**The task:** The word "Virtual" may appear in lines of the data below. Say how many lines hold it, giving only the number.

**Data:**
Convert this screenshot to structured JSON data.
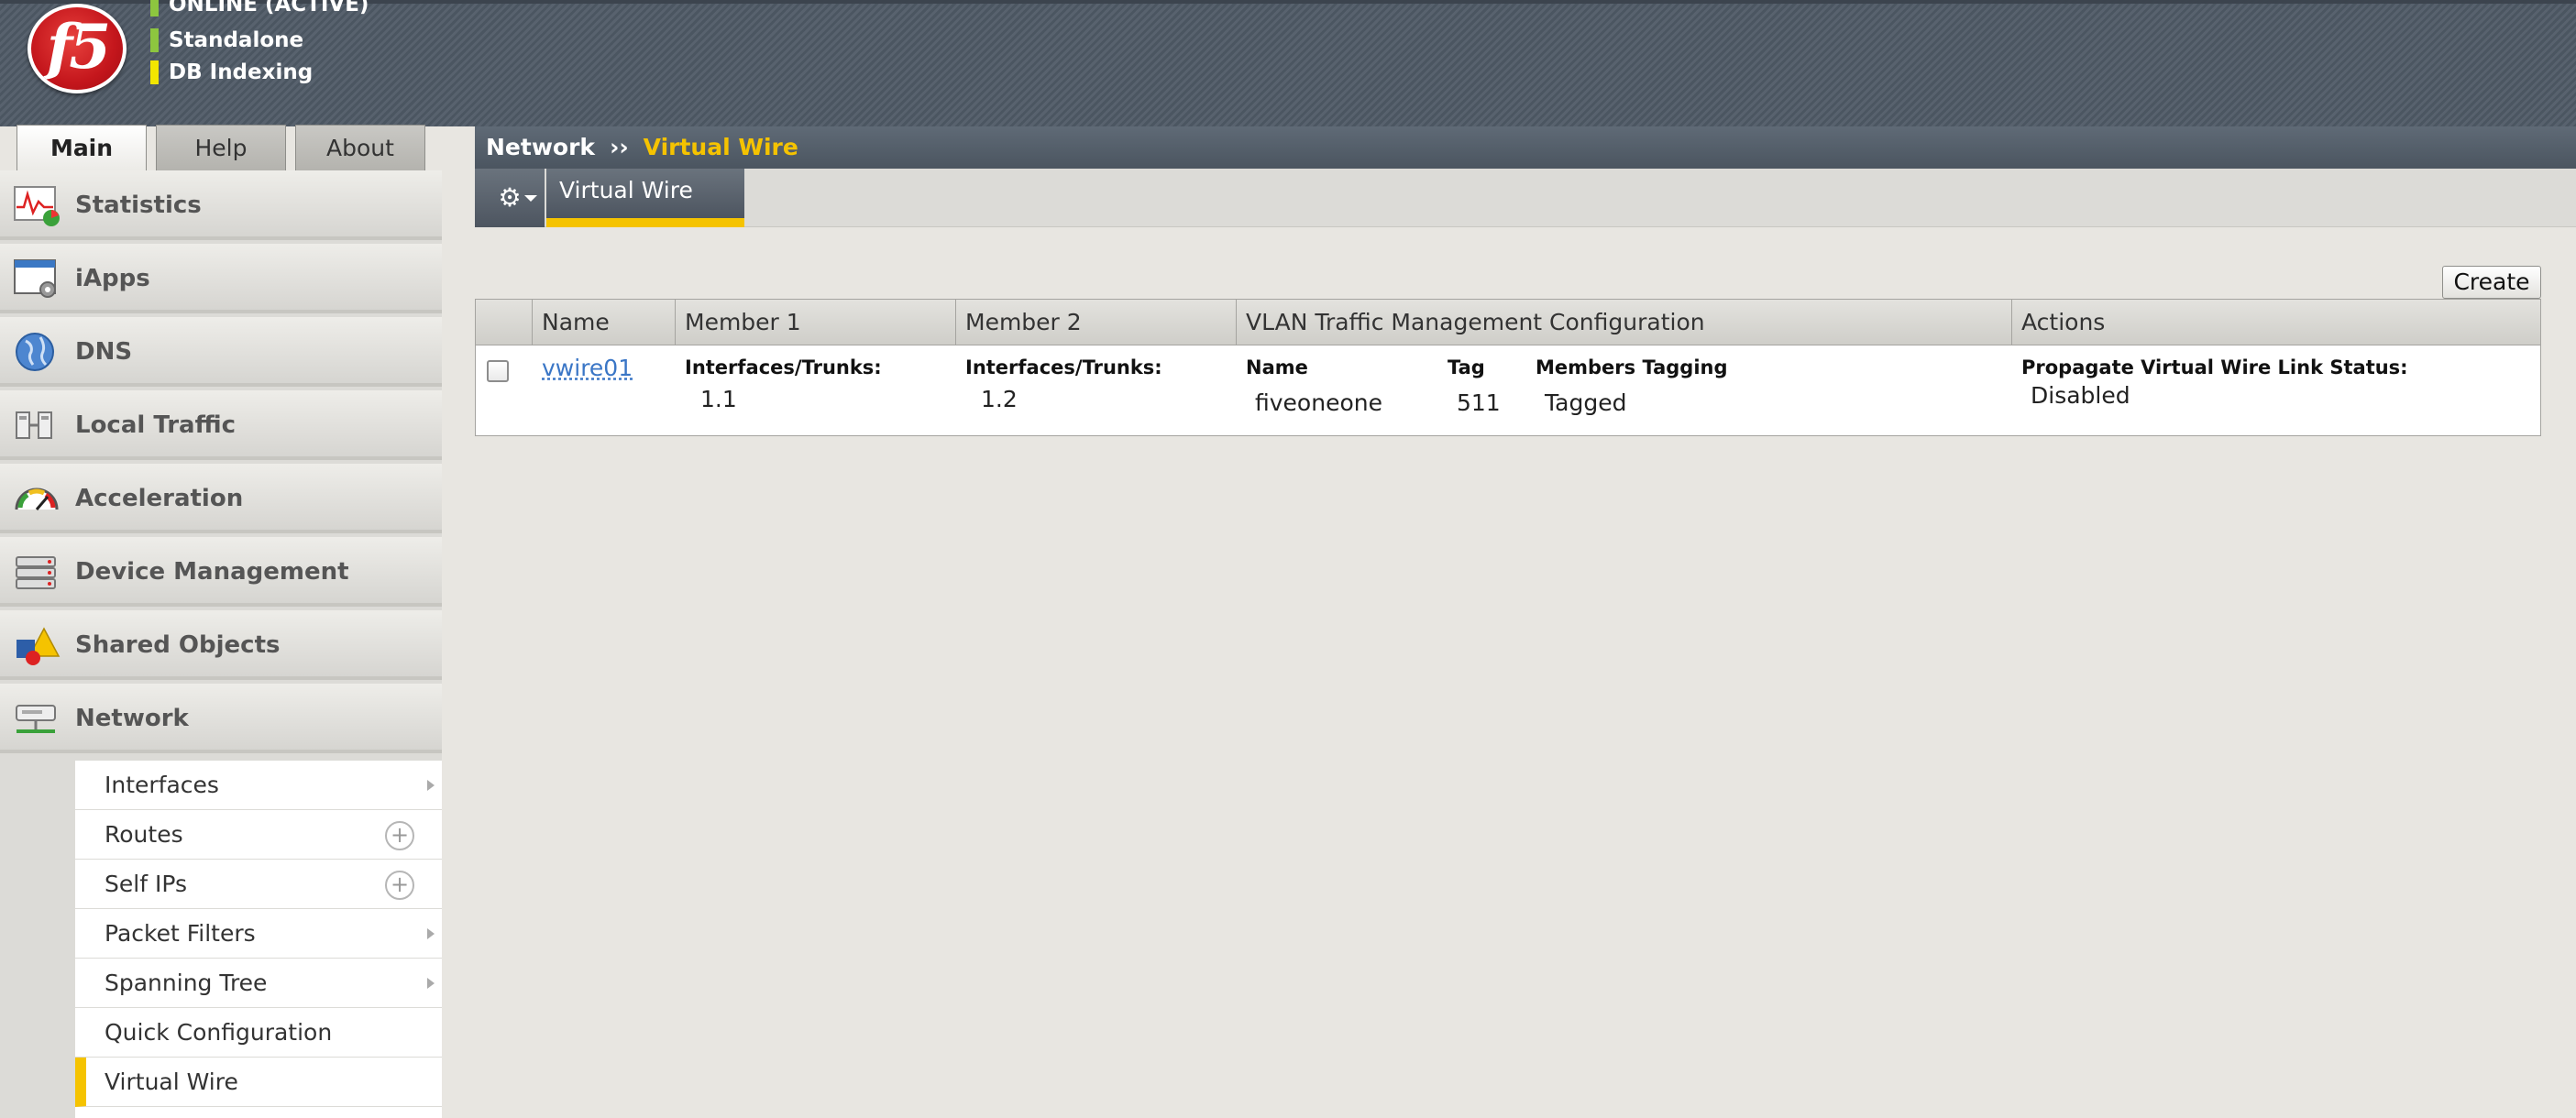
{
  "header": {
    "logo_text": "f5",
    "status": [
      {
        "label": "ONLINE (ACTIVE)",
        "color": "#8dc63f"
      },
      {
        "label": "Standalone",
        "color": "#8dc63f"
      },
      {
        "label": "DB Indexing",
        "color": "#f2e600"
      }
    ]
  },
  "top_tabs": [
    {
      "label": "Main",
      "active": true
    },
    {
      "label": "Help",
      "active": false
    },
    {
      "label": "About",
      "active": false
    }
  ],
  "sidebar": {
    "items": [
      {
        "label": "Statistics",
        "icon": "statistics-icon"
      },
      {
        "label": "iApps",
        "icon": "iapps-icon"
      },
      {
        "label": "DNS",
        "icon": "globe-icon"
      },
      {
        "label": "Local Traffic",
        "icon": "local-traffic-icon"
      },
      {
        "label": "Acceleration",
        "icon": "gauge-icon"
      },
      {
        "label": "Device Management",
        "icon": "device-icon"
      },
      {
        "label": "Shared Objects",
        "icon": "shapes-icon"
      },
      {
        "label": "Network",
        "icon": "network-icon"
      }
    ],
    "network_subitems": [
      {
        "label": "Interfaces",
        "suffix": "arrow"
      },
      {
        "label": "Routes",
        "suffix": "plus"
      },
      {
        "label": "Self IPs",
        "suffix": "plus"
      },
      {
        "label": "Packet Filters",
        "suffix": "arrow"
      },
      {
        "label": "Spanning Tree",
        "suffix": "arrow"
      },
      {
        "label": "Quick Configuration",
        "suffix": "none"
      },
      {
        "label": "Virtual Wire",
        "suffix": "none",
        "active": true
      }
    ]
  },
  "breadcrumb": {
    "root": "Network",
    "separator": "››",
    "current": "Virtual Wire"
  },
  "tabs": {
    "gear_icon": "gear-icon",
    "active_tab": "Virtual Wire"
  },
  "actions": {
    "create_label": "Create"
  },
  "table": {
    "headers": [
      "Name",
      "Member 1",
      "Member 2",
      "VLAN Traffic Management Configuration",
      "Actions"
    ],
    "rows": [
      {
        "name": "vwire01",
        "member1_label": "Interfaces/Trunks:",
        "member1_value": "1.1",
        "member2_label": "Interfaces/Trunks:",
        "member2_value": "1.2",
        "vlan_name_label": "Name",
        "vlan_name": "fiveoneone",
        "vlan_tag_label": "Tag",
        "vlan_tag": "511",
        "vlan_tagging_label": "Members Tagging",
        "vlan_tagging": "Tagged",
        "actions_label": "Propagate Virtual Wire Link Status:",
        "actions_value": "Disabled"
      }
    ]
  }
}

**Exercise solution:** 4